*** Opening of DATA ***

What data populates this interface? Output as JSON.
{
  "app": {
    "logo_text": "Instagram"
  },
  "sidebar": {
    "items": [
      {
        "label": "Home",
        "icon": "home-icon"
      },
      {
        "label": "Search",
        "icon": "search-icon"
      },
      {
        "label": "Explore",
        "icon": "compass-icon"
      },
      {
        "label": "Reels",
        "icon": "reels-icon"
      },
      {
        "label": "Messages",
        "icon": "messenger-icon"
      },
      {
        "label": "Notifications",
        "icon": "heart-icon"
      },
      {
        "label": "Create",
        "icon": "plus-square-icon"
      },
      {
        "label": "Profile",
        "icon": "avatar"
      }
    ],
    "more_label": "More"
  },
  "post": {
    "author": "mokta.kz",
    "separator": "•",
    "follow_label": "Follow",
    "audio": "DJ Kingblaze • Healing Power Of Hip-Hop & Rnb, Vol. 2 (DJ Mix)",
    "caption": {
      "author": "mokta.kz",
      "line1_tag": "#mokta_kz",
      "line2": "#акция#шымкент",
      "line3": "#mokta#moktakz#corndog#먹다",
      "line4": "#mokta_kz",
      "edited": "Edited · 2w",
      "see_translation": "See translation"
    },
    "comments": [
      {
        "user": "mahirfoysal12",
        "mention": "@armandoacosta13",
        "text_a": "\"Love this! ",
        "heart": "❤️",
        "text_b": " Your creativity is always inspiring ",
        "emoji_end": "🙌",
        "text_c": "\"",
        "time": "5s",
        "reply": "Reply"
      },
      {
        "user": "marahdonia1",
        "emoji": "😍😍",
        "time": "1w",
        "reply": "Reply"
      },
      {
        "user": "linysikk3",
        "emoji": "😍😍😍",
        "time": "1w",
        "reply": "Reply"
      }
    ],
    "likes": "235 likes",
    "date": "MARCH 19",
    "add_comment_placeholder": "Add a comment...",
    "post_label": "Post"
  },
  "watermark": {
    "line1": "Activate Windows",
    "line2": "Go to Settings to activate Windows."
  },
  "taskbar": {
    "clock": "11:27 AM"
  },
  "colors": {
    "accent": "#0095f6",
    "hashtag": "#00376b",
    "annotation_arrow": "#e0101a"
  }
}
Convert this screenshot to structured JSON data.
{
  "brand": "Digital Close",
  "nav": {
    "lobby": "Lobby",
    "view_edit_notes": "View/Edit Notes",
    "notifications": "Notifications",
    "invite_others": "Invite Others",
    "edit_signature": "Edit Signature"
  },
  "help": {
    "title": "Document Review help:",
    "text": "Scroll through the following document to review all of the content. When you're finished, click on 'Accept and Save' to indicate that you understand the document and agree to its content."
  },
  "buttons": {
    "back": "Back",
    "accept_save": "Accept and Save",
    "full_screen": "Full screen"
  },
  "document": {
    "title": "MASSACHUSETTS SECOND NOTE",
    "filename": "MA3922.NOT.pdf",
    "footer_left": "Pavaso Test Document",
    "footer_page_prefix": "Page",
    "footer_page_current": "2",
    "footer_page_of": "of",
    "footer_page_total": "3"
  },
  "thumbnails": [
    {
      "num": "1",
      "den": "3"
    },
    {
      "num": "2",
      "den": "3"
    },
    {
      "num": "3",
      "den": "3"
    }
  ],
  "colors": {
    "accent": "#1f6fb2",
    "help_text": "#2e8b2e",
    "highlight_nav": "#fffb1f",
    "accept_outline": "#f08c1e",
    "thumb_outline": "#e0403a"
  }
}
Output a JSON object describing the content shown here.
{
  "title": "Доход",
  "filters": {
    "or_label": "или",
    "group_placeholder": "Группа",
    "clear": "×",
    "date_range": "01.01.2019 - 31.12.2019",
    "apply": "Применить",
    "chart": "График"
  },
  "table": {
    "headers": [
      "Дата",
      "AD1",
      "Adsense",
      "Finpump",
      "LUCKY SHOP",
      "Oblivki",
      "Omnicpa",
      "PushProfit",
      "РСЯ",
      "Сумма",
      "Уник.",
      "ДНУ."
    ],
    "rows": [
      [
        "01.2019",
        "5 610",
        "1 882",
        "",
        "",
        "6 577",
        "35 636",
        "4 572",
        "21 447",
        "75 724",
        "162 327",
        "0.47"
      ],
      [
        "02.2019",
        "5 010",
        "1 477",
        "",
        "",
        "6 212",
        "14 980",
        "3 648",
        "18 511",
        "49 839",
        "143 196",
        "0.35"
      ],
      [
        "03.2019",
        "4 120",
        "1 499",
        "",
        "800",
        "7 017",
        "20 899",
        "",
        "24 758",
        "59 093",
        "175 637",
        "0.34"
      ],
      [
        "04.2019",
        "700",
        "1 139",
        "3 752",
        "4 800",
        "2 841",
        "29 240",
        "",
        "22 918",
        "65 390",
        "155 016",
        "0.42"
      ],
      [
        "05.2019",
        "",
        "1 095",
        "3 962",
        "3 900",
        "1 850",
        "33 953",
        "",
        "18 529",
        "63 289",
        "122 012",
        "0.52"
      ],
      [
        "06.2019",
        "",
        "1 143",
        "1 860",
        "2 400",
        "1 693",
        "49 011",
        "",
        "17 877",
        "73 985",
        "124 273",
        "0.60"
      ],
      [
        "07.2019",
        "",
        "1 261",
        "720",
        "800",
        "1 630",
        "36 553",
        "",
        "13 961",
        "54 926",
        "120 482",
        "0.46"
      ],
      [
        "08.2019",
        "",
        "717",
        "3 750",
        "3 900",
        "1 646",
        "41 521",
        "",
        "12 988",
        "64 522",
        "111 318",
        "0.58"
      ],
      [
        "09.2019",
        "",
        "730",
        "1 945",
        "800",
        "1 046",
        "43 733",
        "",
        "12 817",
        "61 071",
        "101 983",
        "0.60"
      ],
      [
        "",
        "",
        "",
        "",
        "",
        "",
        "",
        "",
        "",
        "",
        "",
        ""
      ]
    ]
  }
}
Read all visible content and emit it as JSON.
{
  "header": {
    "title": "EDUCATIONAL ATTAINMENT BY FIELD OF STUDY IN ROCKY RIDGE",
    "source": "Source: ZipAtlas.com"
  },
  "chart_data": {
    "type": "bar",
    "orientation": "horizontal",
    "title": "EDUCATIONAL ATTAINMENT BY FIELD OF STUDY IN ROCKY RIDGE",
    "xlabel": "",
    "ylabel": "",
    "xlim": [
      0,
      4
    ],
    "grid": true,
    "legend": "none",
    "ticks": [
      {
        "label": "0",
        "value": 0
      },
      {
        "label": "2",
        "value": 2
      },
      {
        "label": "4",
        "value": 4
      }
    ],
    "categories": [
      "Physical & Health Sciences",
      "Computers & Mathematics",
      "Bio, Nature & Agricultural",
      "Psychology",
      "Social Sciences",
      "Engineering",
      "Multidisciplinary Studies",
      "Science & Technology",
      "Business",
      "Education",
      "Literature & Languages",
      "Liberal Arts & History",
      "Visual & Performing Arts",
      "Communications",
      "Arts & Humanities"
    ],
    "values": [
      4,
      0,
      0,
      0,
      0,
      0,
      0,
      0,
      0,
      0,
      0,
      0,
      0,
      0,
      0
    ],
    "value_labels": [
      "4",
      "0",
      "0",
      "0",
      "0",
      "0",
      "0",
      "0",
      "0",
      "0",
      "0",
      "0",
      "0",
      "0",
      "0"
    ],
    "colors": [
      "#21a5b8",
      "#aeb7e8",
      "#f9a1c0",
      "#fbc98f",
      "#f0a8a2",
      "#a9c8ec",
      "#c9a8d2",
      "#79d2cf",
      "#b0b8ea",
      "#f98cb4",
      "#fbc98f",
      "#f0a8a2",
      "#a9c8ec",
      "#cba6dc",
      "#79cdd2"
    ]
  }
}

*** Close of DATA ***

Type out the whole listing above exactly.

EXERCISE SOLUTION ->
What data populates this interface? Output as JSON.
{
  "app": {
    "logo_text": "Instagram"
  },
  "sidebar": {
    "items": [
      {
        "label": "Home",
        "icon": "home-icon"
      },
      {
        "label": "Search",
        "icon": "search-icon"
      },
      {
        "label": "Explore",
        "icon": "compass-icon"
      },
      {
        "label": "Reels",
        "icon": "reels-icon"
      },
      {
        "label": "Messages",
        "icon": "messenger-icon"
      },
      {
        "label": "Notifications",
        "icon": "heart-icon"
      },
      {
        "label": "Create",
        "icon": "plus-square-icon"
      },
      {
        "label": "Profile",
        "icon": "avatar"
      }
    ],
    "more_label": "More"
  },
  "post": {
    "author": "mokta.kz",
    "separator": "•",
    "follow_label": "Follow",
    "audio": "DJ Kingblaze • Healing Power Of Hip-Hop & Rnb, Vol. 2 (DJ Mix)",
    "caption": {
      "author": "mokta.kz",
      "line1_tag": "#mokta_kz",
      "line2": "#акция#шымкент",
      "line3": "#mokta#moktakz#corndog#먹다",
      "line4": "#mokta_kz",
      "edited": "Edited · 2w",
      "see_translation": "See translation"
    },
    "comments": [
      {
        "user": "mahirfoysal12",
        "mention": "@armandoacosta13",
        "text_a": "\"Love this! ",
        "heart": "❤️",
        "text_b": " Your creativity is always inspiring ",
        "emoji_end": "🙌",
        "text_c": "\"",
        "time": "5s",
        "reply": "Reply"
      },
      {
        "user": "marahdonia1",
        "emoji": "😍😍",
        "time": "1w",
        "reply": "Reply"
      },
      {
        "user": "linysikk3",
        "emoji": "😍😍😍",
        "time": "1w",
        "reply": "Reply"
      }
    ],
    "likes": "235 likes",
    "date": "MARCH 19",
    "add_comment_placeholder": "Add a comment...",
    "post_label": "Post"
  },
  "watermark": {
    "line1": "Activate Windows",
    "line2": "Go to Settings to activate Windows."
  },
  "taskbar": {
    "clock": "11:27 AM"
  },
  "colors": {
    "accent": "#0095f6",
    "hashtag": "#00376b",
    "annotation_arrow": "#e0101a"
  }
}
Convert this screenshot to structured JSON data.
{
  "brand": "Digital Close",
  "nav": {
    "lobby": "Lobby",
    "view_edit_notes": "View/Edit Notes",
    "notifications": "Notifications",
    "invite_others": "Invite Others",
    "edit_signature": "Edit Signature"
  },
  "help": {
    "title": "Document Review help:",
    "text": "Scroll through the following document to review all of the content. When you're finished, click on 'Accept and Save' to indicate that you understand the document and agree to its content."
  },
  "buttons": {
    "back": "Back",
    "accept_save": "Accept and Save",
    "full_screen": "Full screen"
  },
  "document": {
    "title": "MASSACHUSETTS SECOND NOTE",
    "filename": "MA3922.NOT.pdf",
    "footer_left": "Pavaso Test Document",
    "footer_page_prefix": "Page",
    "footer_page_current": "2",
    "footer_page_of": "of",
    "footer_page_total": "3"
  },
  "thumbnails": [
    {
      "num": "1",
      "den": "3"
    },
    {
      "num": "2",
      "den": "3"
    },
    {
      "num": "3",
      "den": "3"
    }
  ],
  "colors": {
    "accent": "#1f6fb2",
    "help_text": "#2e8b2e",
    "highlight_nav": "#fffb1f",
    "accept_outline": "#f08c1e",
    "thumb_outline": "#e0403a"
  }
}
Output a JSON object describing the content shown here.
{
  "title": "Доход",
  "filters": {
    "or_label": "или",
    "group_placeholder": "Группа",
    "clear": "×",
    "date_range": "01.01.2019 - 31.12.2019",
    "apply": "Применить",
    "chart": "График"
  },
  "table": {
    "headers": [
      "Дата",
      "AD1",
      "Adsense",
      "Finpump",
      "LUCKY SHOP",
      "Oblivki",
      "Omnicpa",
      "PushProfit",
      "РСЯ",
      "Сумма",
      "Уник.",
      "ДНУ."
    ],
    "rows": [
      [
        "01.2019",
        "5 610",
        "1 882",
        "",
        "",
        "6 577",
        "35 636",
        "4 572",
        "21 447",
        "75 724",
        "162 327",
        "0.47"
      ],
      [
        "02.2019",
        "5 010",
        "1 477",
        "",
        "",
        "6 212",
        "14 980",
        "3 648",
        "18 511",
        "49 839",
        "143 196",
        "0.35"
      ],
      [
        "03.2019",
        "4 120",
        "1 499",
        "",
        "800",
        "7 017",
        "20 899",
        "",
        "24 758",
        "59 093",
        "175 637",
        "0.34"
      ],
      [
        "04.2019",
        "700",
        "1 139",
        "3 752",
        "4 800",
        "2 841",
        "29 240",
        "",
        "22 918",
        "65 390",
        "155 016",
        "0.42"
      ],
      [
        "05.2019",
        "",
        "1 095",
        "3 962",
        "3 900",
        "1 850",
        "33 953",
        "",
        "18 529",
        "63 289",
        "122 012",
        "0.52"
      ],
      [
        "06.2019",
        "",
        "1 143",
        "1 860",
        "2 400",
        "1 693",
        "49 011",
        "",
        "17 877",
        "73 985",
        "124 273",
        "0.60"
      ],
      [
        "07.2019",
        "",
        "1 261",
        "720",
        "800",
        "1 630",
        "36 553",
        "",
        "13 961",
        "54 926",
        "120 482",
        "0.46"
      ],
      [
        "08.2019",
        "",
        "717",
        "3 750",
        "3 900",
        "1 646",
        "41 521",
        "",
        "12 988",
        "64 522",
        "111 318",
        "0.58"
      ],
      [
        "09.2019",
        "",
        "730",
        "1 945",
        "800",
        "1 046",
        "43 733",
        "",
        "12 817",
        "61 071",
        "101 983",
        "0.60"
      ],
      [
        "",
        "",
        "",
        "",
        "",
        "",
        "",
        "",
        "",
        "",
        "",
        ""
      ]
    ]
  }
}
Read all visible content and emit it as JSON.
{
  "header": {
    "title": "EDUCATIONAL ATTAINMENT BY FIELD OF STUDY IN ROCKY RIDGE",
    "source": "Source: ZipAtlas.com"
  },
  "chart_data": {
    "type": "bar",
    "orientation": "horizontal",
    "title": "EDUCATIONAL ATTAINMENT BY FIELD OF STUDY IN ROCKY RIDGE",
    "xlabel": "",
    "ylabel": "",
    "xlim": [
      0,
      4
    ],
    "grid": true,
    "legend": "none",
    "ticks": [
      {
        "label": "0",
        "value": 0
      },
      {
        "label": "2",
        "value": 2
      },
      {
        "label": "4",
        "value": 4
      }
    ],
    "categories": [
      "Physical & Health Sciences",
      "Computers & Mathematics",
      "Bio, Nature & Agricultural",
      "Psychology",
      "Social Sciences",
      "Engineering",
      "Multidisciplinary Studies",
      "Science & Technology",
      "Business",
      "Education",
      "Literature & Languages",
      "Liberal Arts & History",
      "Visual & Performing Arts",
      "Communications",
      "Arts & Humanities"
    ],
    "values": [
      4,
      0,
      0,
      0,
      0,
      0,
      0,
      0,
      0,
      0,
      0,
      0,
      0,
      0,
      0
    ],
    "value_labels": [
      "4",
      "0",
      "0",
      "0",
      "0",
      "0",
      "0",
      "0",
      "0",
      "0",
      "0",
      "0",
      "0",
      "0",
      "0"
    ],
    "colors": [
      "#21a5b8",
      "#aeb7e8",
      "#f9a1c0",
      "#fbc98f",
      "#f0a8a2",
      "#a9c8ec",
      "#c9a8d2",
      "#79d2cf",
      "#b0b8ea",
      "#f98cb4",
      "#fbc98f",
      "#f0a8a2",
      "#a9c8ec",
      "#cba6dc",
      "#79cdd2"
    ]
  }
}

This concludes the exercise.